DATASET RECORDS
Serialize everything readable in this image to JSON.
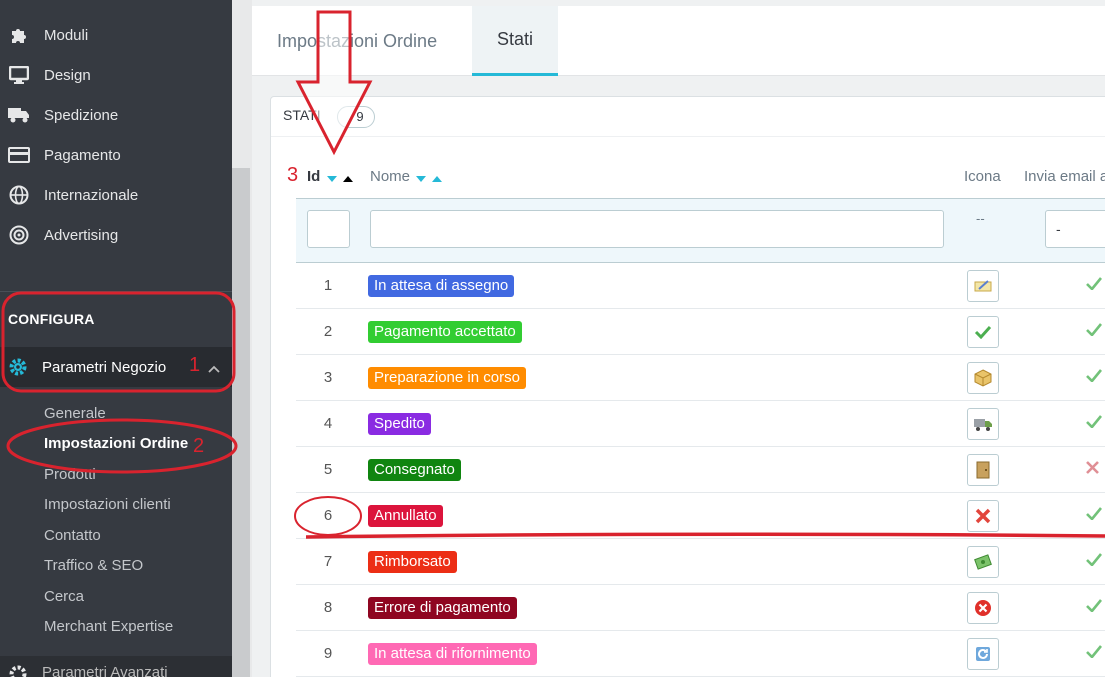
{
  "sidebar": {
    "items": [
      {
        "label": "Moduli",
        "icon": "puzzle-icon"
      },
      {
        "label": "Design",
        "icon": "monitor-icon"
      },
      {
        "label": "Spedizione",
        "icon": "truck-icon"
      },
      {
        "label": "Pagamento",
        "icon": "credit-card-icon"
      },
      {
        "label": "Internazionale",
        "icon": "globe-icon"
      },
      {
        "label": "Advertising",
        "icon": "target-icon"
      }
    ],
    "section": "CONFIGURA",
    "active": {
      "label": "Parametri Negozio",
      "icon": "gear-icon"
    },
    "sub": [
      "Generale",
      "Impostazioni Ordine",
      "Prodotti",
      "Impostazioni clienti",
      "Contatto",
      "Traffico & SEO",
      "Cerca",
      "Merchant Expertise"
    ],
    "bottom": "Parametri Avanzati"
  },
  "tabs": [
    "Impostazioni Ordine",
    "Stati"
  ],
  "panel": {
    "title": "STATI",
    "count": "9"
  },
  "table": {
    "headers": {
      "id": "Id",
      "name": "Nome",
      "icon": "Icona",
      "email": "Invia email a"
    },
    "filters": {
      "icon": "--",
      "email": "-"
    },
    "rows": [
      {
        "id": "1",
        "name": "In attesa di assegno",
        "color": "#4169e1",
        "icon": "cheque-icon",
        "mail": "yes"
      },
      {
        "id": "2",
        "name": "Pagamento accettato",
        "color": "#32cd32",
        "icon": "check-icon",
        "mail": "yes"
      },
      {
        "id": "3",
        "name": "Preparazione in corso",
        "color": "#ff8c00",
        "icon": "package-icon",
        "mail": "yes"
      },
      {
        "id": "4",
        "name": "Spedito",
        "color": "#8a2be2",
        "icon": "truck-icon",
        "mail": "yes"
      },
      {
        "id": "5",
        "name": "Consegnato",
        "color": "#108510",
        "icon": "door-icon",
        "mail": "no"
      },
      {
        "id": "6",
        "name": "Annullato",
        "color": "#dc143c",
        "icon": "cross-icon",
        "mail": "yes"
      },
      {
        "id": "7",
        "name": "Rimborsato",
        "color": "#ec2e15",
        "icon": "money-icon",
        "mail": "yes"
      },
      {
        "id": "8",
        "name": "Errore di pagamento",
        "color": "#8f0621",
        "icon": "error-icon",
        "mail": "yes"
      },
      {
        "id": "9",
        "name": "In attesa di rifornimento",
        "color": "#ff69b4",
        "icon": "refresh-icon",
        "mail": "yes"
      }
    ]
  },
  "annotations": {
    "n1": "1",
    "n2": "2",
    "n3": "3"
  },
  "colors": {
    "accent": "#25b9d7",
    "sidebar": "#363a41",
    "annotation": "#d9232e",
    "check": "#72c279",
    "cross": "#e08f95"
  }
}
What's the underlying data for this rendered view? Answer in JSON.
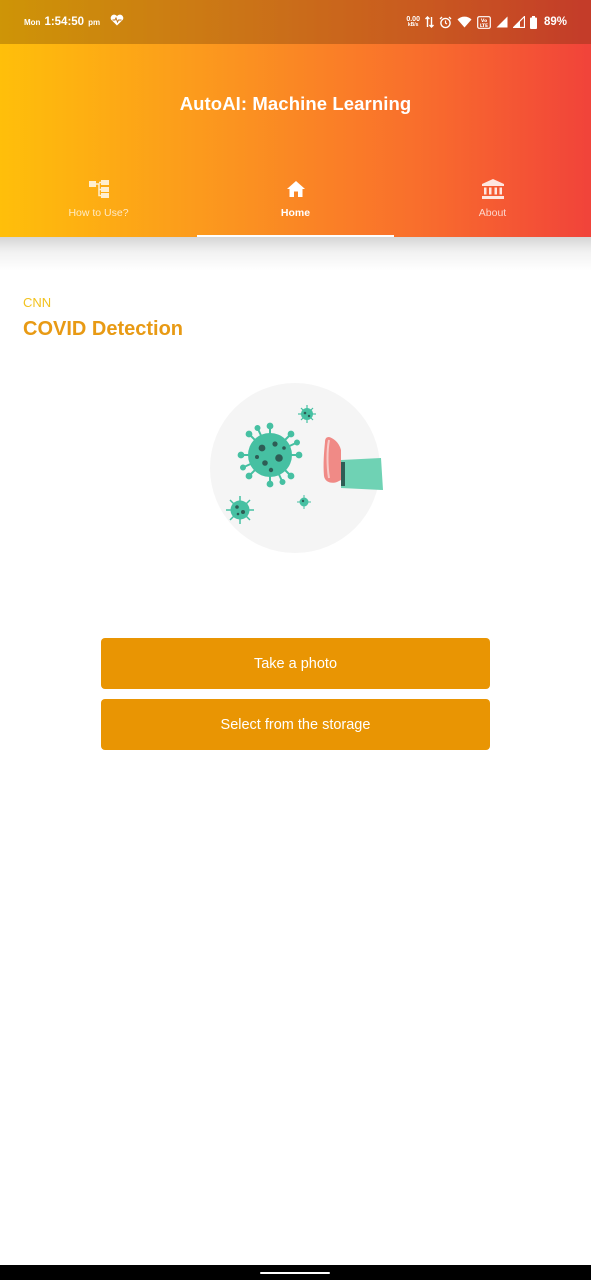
{
  "status_bar": {
    "day": "Mon",
    "time": "1:54:50",
    "ampm": "pm",
    "net_speed": "0.00",
    "net_unit": "kB/s",
    "battery": "89%",
    "icons": [
      "heart-monitor-icon",
      "data-arrows-icon",
      "alarm-icon",
      "wifi-icon",
      "volte-icon",
      "signal-icon",
      "signal-2-icon",
      "battery-icon"
    ]
  },
  "header": {
    "title": "AutoAI: Machine Learning",
    "tabs": [
      {
        "label": "How to Use?",
        "icon": "hierarchy-icon",
        "active": false
      },
      {
        "label": "Home",
        "icon": "home-icon",
        "active": true
      },
      {
        "label": "About",
        "icon": "bank-icon",
        "active": false
      }
    ]
  },
  "main": {
    "category": "CNN",
    "title": "COVID Detection",
    "illustration": "virus-stop-hand-illustration",
    "buttons": {
      "take_photo": "Take a photo",
      "select_storage": "Select from the storage"
    }
  },
  "colors": {
    "accent": "#e99503",
    "title": "#e89a14",
    "subtitle": "#f2c21e",
    "gradient_start": "#ffbf0a",
    "gradient_end": "#f1433a",
    "virus": "#46c0a2"
  }
}
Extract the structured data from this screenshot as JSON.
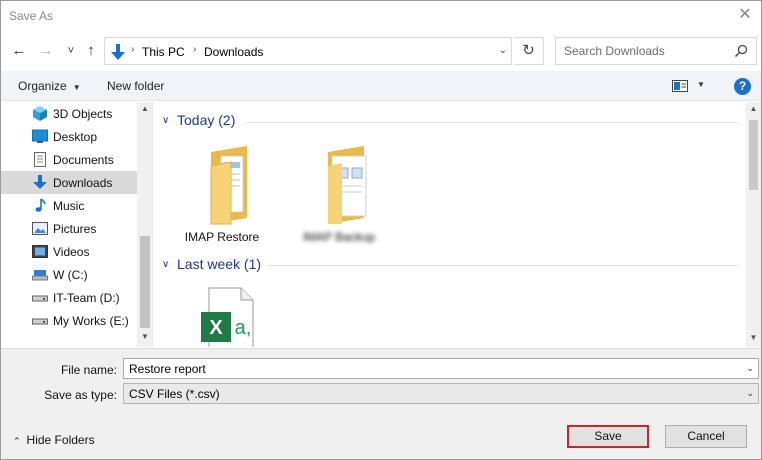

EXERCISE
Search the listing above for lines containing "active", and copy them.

ANSWER BOX
    "active": {
        "active": false
        "active": true
        "active": false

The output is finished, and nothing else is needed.